Granted we weren’t usually that dressed up. That picture was taken at the in the midst of the time we spent living in a blue cabin and running a theatre company together. Rebecca made all the costumes, so the cabin was full of them, and moments like these flowed out of our daily life. Of course, our daily lives tend to lead to dress up on a regular basis.

I am delighted to see the friendship (and the dressing up) continuing in the next generation.

 

You can read more about Rebecca (and her farm!) here:

Sunday at Sparta Farm

 

 

 

A Tiny Tall Tale

by Kate

Last night we went out to the very glamorous and very hip Kelly-Strayhorn Theater to see the Bellydance Superstars and to bid adieu to Pittsburgh’s amazing Zafira Dance Company, performing as a troupe for the last time. The Theater is a gorgeous old movie palace, and as is fitting for a theater named after Gene Kelly (who grew here in Pittsburgh) they book lots of very dynamic dance performances. I was excited to see the dancing, but to be completely honest I was even more excited to four inch stiletto heels in public.

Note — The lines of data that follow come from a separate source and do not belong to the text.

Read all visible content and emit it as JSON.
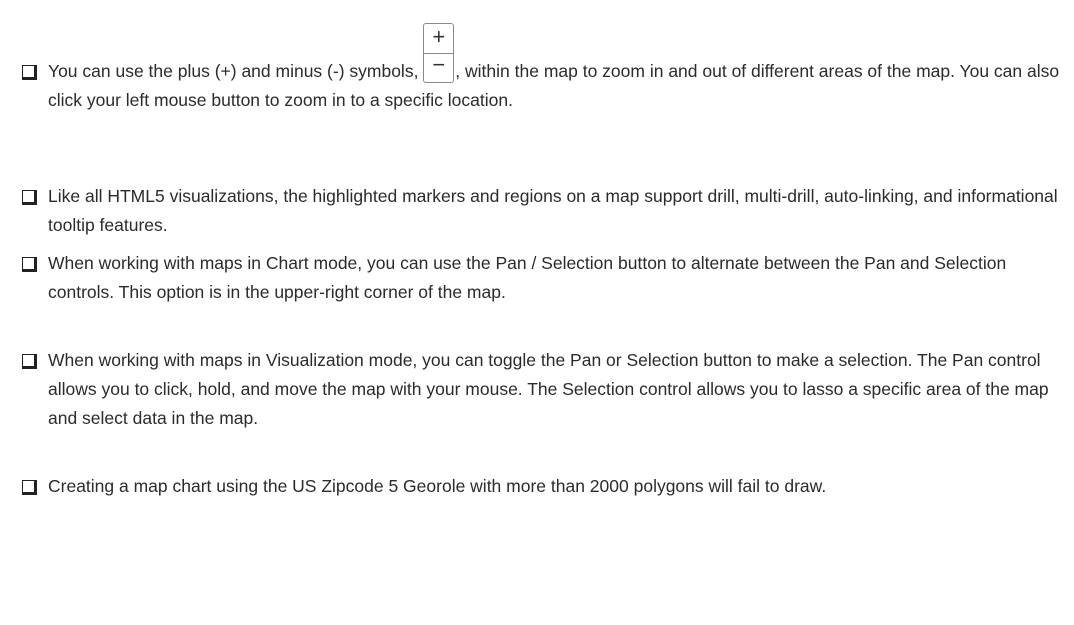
{
  "items": [
    {
      "before_icon": "You can use the plus (+) and minus (-) symbols, ",
      "after_icon": ", within the map to zoom in and out of different areas of the map. You can also click your left mouse button to zoom in to a specific location.",
      "zoom_control": {
        "plus": "+",
        "minus": "−"
      }
    },
    {
      "text": "Like all HTML5 visualizations, the highlighted markers and regions on a map support drill, multi-drill, auto-linking, and informational tooltip features."
    },
    {
      "text": "When working with maps in Chart mode, you can use the Pan / Selection button to alternate between the Pan and Selection controls. This option is in the upper-right corner of the map."
    },
    {
      "text": "When working with maps in Visualization mode, you can toggle the Pan or Selection button to make a selection. The Pan control allows you to click, hold, and move the map with your mouse. The Selection control allows you to lasso a specific area of the map and select data in the map."
    },
    {
      "text": "Creating a map chart using the US Zipcode 5 Georole with more than 2000 polygons will fail to draw."
    }
  ],
  "icon": "checkbox-bullet-icon"
}
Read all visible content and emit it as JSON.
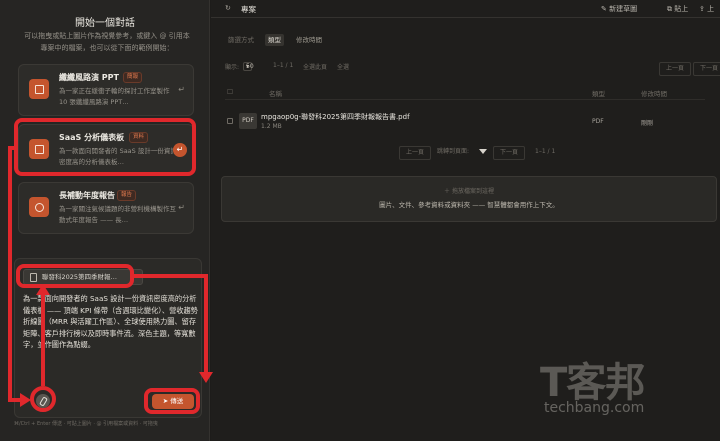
{
  "left": {
    "title": "開始一個對話",
    "description": "可以拖曳或貼上圖片作為視覺參考，或鍵入 @ 引用本專案中的檔案，也可以從下面的範例開始：",
    "cards": [
      {
        "title": "纖纖風路演 PPT",
        "tag": "簡報",
        "desc": "為一家正在緩衝子輪的探討工作室製作 10 張纖纖風路演 PPT…",
        "enter": "↵"
      },
      {
        "title": "SaaS 分析儀表板",
        "tag": "資料",
        "desc": "為一款面向開發者的 SaaS 設計一份資訊密度高的分析儀表板…",
        "enter": "↵"
      },
      {
        "title": "長補動年度報告",
        "tag": "報告",
        "desc": "為一家關注氣候議題的非營利機構製作互動式年度報告 —— 長…",
        "enter": "↵"
      }
    ],
    "composer": {
      "attachment": "聯發科2025第四季財報…",
      "prompt": "為一款面向開發者的 SaaS 設計一份資訊密度高的分析儀表板 —— 頂端 KPI 條帶（含週環比變化）、營收趨勢折線圖（MRR 與活躍工作區）、全球使用熱力圖、留存矩陣、客戶排行榜以及即時事件流。深色主題，等寬數字，並作圖作為點綴。",
      "send_label": "傳送",
      "send_icon": "paper-plane-icon",
      "attach_icon": "paperclip-icon"
    },
    "hint": "⌘/Ctrl + Enter 傳送 · 可貼上圖片 · @ 引用檔案或資料 · 可拖曳"
  },
  "right": {
    "topbar": {
      "refresh_icon": "↻",
      "title": "專案",
      "actions": [
        "新建草圖",
        "貼上",
        "上"
      ]
    },
    "filters": {
      "label": "篩選方式",
      "chip": "類型",
      "plain": "修改時間"
    },
    "pager": {
      "show_label": "顯示:",
      "page_size": "50",
      "range": "1–1 / 1",
      "select_all": "全選此頁",
      "all": "全選",
      "prev": "上一頁",
      "next": "下一頁"
    },
    "table": {
      "headers": [
        "名稱",
        "類型",
        "修改時間"
      ],
      "rows": [
        {
          "icon": "PDF",
          "name": "mpgaop0g-聯發科2025第四季財報報告書.pdf",
          "size": "1.2 MB",
          "type": "PDF",
          "modified": "剛剛"
        }
      ]
    },
    "pager2": {
      "prev": "上一頁",
      "jump": "跳轉到頁面:",
      "next": "下一頁",
      "range": "1–1 / 1"
    },
    "dropzone": {
      "line1": "＋ 拖放檔案到這裡",
      "line2": "圖片、文件、參考資料或資料夾 —— 智慧體都會用作上下文。"
    },
    "watermark": {
      "cn": "T客邦",
      "en": "techbang.com"
    }
  },
  "colors": {
    "accent": "#c4552e",
    "annotation": "#e0282c",
    "background": "#1d1c1a"
  }
}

Oh, it has been a long time since I’ve been in the spike heel giantess mood. When you are six feet tall standing in bare feet, the decision to wear four inch heels is quite a commitment. I am grateful on a daily basis that my husband is six foot five, and when I met him I was so excited about this fact that I wore high, high heels every chance I got and reveled in the startled looks of passerby. Lately, however, I’ve been wearing bright fuschia flats, cowboy boots, gladiator sandals, and barefeet. I just haven’t been feeling the high heel vibe.

I realized how much I missed it last night, slipping on a pair of black stiletto with skinny jeans. I threw on a blazer from Banana Republic that I found last time I was at Goodwill, and felt very chic. Olympia was in a stylish striped top and Casey was tall and handsome and the theater was beautiful and the dancing was amazing and all was well.

Until right after we took this picture. Olympia had kicked off her shoes and was dancing and running wildly through the lobby, until she slipped and came down hard while biting deep into her bottom lip. We mopped up the blood and put her in the sling, where she slept peacefully through the second half of the show. She also slept peacefully when, while attempting to perform the challenging feat of walking down three steps, I caught my (four inch) heel and went tumbling forward through space, managing to stab myself in the foot with one spiked heel before catching myself clumsily with my arms and knees. Except for the stabbed foot, I was fine, and the swing just swung like a hammock on a gentle sea and Olympia slept right through it, but the 50 people behind me let out a collective gasp of horror.

I turned red and beat a quick stagger of a retreat, thinking three things: 1) I love that sling, 2) Perhaps I should put some of the energy I spend practicing dance into learning to walk, and 3) This totally did not dampen my desire to wear high heels in public. But perhaps I need new ones?